Forgiveness is indeed central to gospel. Jesus did say that in order for us to be forgiven we must forgive those who sin against us.

Adam, Eve, and the Serpent

Let us not forget however that repentance is also important. In order to be forgiven we need to acknowledge our sin and repent. God brings our sins to light, either privately or publicly, for the very purpose that we may repent and be cleansed through His mercy.

God’s judgment and mercy work together so that sin may be cleansed and reconciliation achieved.

Let’s take a closer look at David’s heart.

When David sinned and tried to keep it secret, God sent the prophet Nathan to judge him (2 Samuel 12:7-12).

When confronted, David acknowledged his sin and repented. However, there were still consequences for his sin.(2 Samuel 12:13-15).

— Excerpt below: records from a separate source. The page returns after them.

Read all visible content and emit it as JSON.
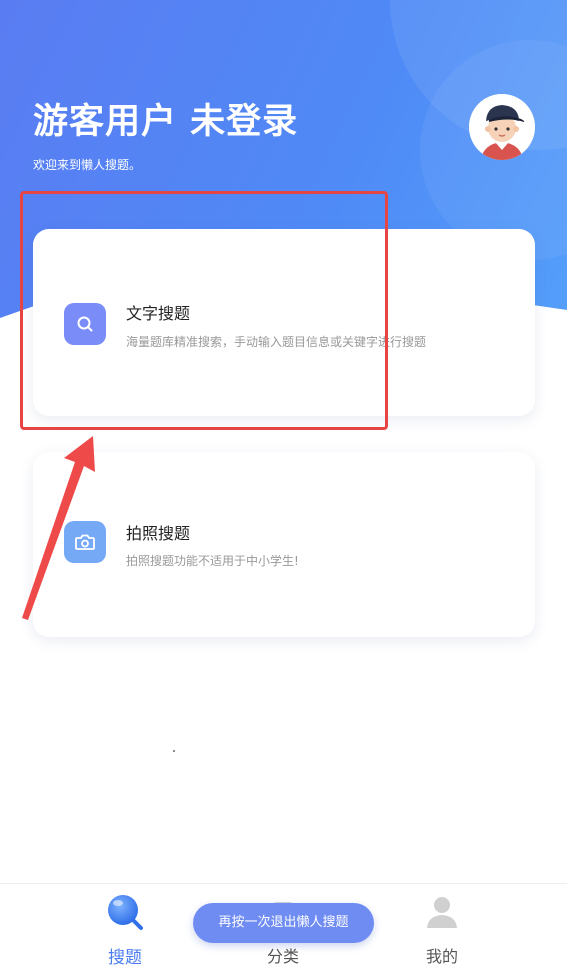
{
  "header": {
    "title": "游客用户 未登录",
    "subtitle": "欢迎来到懒人搜题。"
  },
  "cards": [
    {
      "title": "文字搜题",
      "description": "海量题库精准搜索，手动输入题目信息或关键字进行搜题",
      "icon": "search-icon"
    },
    {
      "title": "拍照搜题",
      "description": "拍照搜题功能不适用于中小学生!",
      "icon": "camera-icon"
    }
  ],
  "tabbar": {
    "items": [
      {
        "label": "搜题",
        "icon": "search-tab-icon",
        "active": true
      },
      {
        "label": "分类",
        "icon": "category-icon",
        "active": false
      },
      {
        "label": "我的",
        "icon": "profile-icon",
        "active": false
      }
    ]
  },
  "toast": {
    "text": "再按一次退出懒人搜题"
  },
  "colors": {
    "primary": "#4f8af6",
    "active_tab": "#4a7cf0",
    "highlight": "#e64545",
    "card1_icon": "#7a8cf7",
    "card2_icon": "#76a9f5"
  }
}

David’s prayer of repentance for the sin is recorded in Psalm 51.

This is an example of how through repentance and forgiveness, our Heavenly Father delivers us from the power of evil.

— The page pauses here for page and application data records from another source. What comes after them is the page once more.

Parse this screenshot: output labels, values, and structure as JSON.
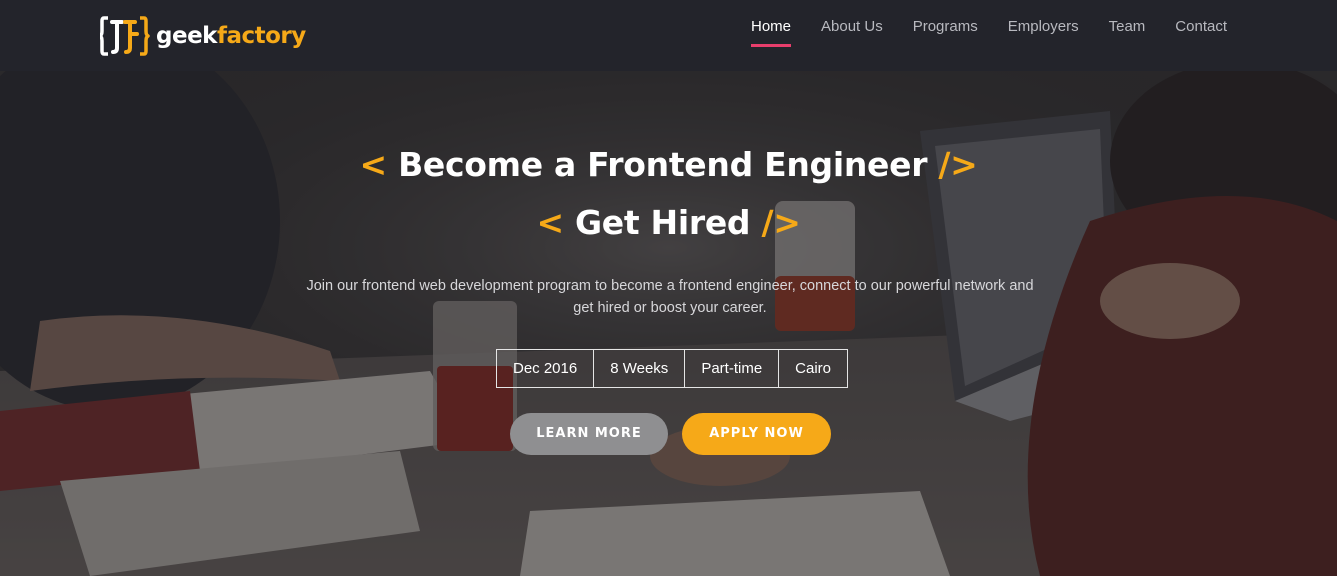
{
  "brand": {
    "name_part1": "geek",
    "name_part2": "factory",
    "logo_icon": "braces-logo-icon"
  },
  "nav": {
    "items": [
      {
        "label": "Home",
        "active": true
      },
      {
        "label": "About Us",
        "active": false
      },
      {
        "label": "Programs",
        "active": false
      },
      {
        "label": "Employers",
        "active": false
      },
      {
        "label": "Team",
        "active": false
      },
      {
        "label": "Contact",
        "active": false
      }
    ]
  },
  "hero": {
    "headline_1": "Become a Frontend Engineer",
    "headline_2": "Get Hired",
    "bracket_open": "<",
    "bracket_close": "/>",
    "subtitle": "Join our frontend web development program to become a frontend engineer, connect to our powerful network and get hired or boost your career.",
    "facts": [
      "Dec 2016",
      "8 Weeks",
      "Part-time",
      "Cairo"
    ],
    "learn_more_label": "LEARN MORE",
    "apply_now_label": "APPLY NOW"
  },
  "colors": {
    "accent": "#f6a918",
    "nav_active_underline": "#e83e6c",
    "navbar_bg": "#23242b",
    "learn_more_bg": "#8f8f91"
  }
}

If the heart is not cleansed through repentance, the result is denial, defiance, and lies. A person acting from such a heart is still not free from the power of evil.

It is good to be just and loving, but please don’t use the Bible to excuse sin.

1 Comment

Filed under Judeo-Christianity, Politics

Public authority and civic responsibility

Responding to those who quote Paul ‘s words such as “be subject to the governing authorities” in Romans 13:1-7 in order to deflect criticism of the unrighteous words and actions of Donald Trump, his adminitstration, and other elected or appointed officials:

Thomas R. Schreiner says:
“This text is misunderstood if it is taken out of context and used as an absolute word so that Christians uncritically comply with the state no matter what is being demanded. What we have here is a general exhortation that delineates what is usually the case: people should normally obey ruling authorities. The text is not intended as a full-blown treatise on the relationship of believers to the state.”

Also, Charles D. Myers Jr. writes:
“The Apostle Paul’s admonition to “be subject to the governing authorities” (13:1a) on the grounds that “those authorities that exist have been instituted by God” (13:1c) has caused much needless suffering and much misery even in the 20th century. This passage seems to lend support to ,existing government, regardless of how tyrannical or how corrupt, and any governmental policy, however repressive or unjust. This passage has been invoked by Christians to put down revolt, support war, and justify genocide. In fact, many Christians in Hitler’s Germany appealed to this text as the decisive biblical warrant for obedience to the Nazi regime. And it has been regret over the Church’s alignment with the Nazi regime that has forced a reconsideration of these verses, particularly by German biblical scholars.”

As a citizen, I am subject to the authorities, but that does not mean that I need not criticize them. In fact, as a citizen and a person of faith it is my civic duty to exercise my conscience and use my rights of free speech and assembly to speak out against iniquity. Also, as a citizen, it is my responsibility to use the legal powers granted to me to censure or remove unfit people from office.

The Bible is full of examples of righteous people standing up to oppose leaders who are abusing thier position. To give just one example, “When Ahab saw Elijah, Ahab said to him, “Is it you, you troubler of Israel?” 18 And he answered, “I have not troubled Israel, but you have, and your father’s house, because you have abandoned the commandments of the Lord and followed the Baals.” 1 Kings 18:17-18.

Leave a comment

Filed under Uncategorized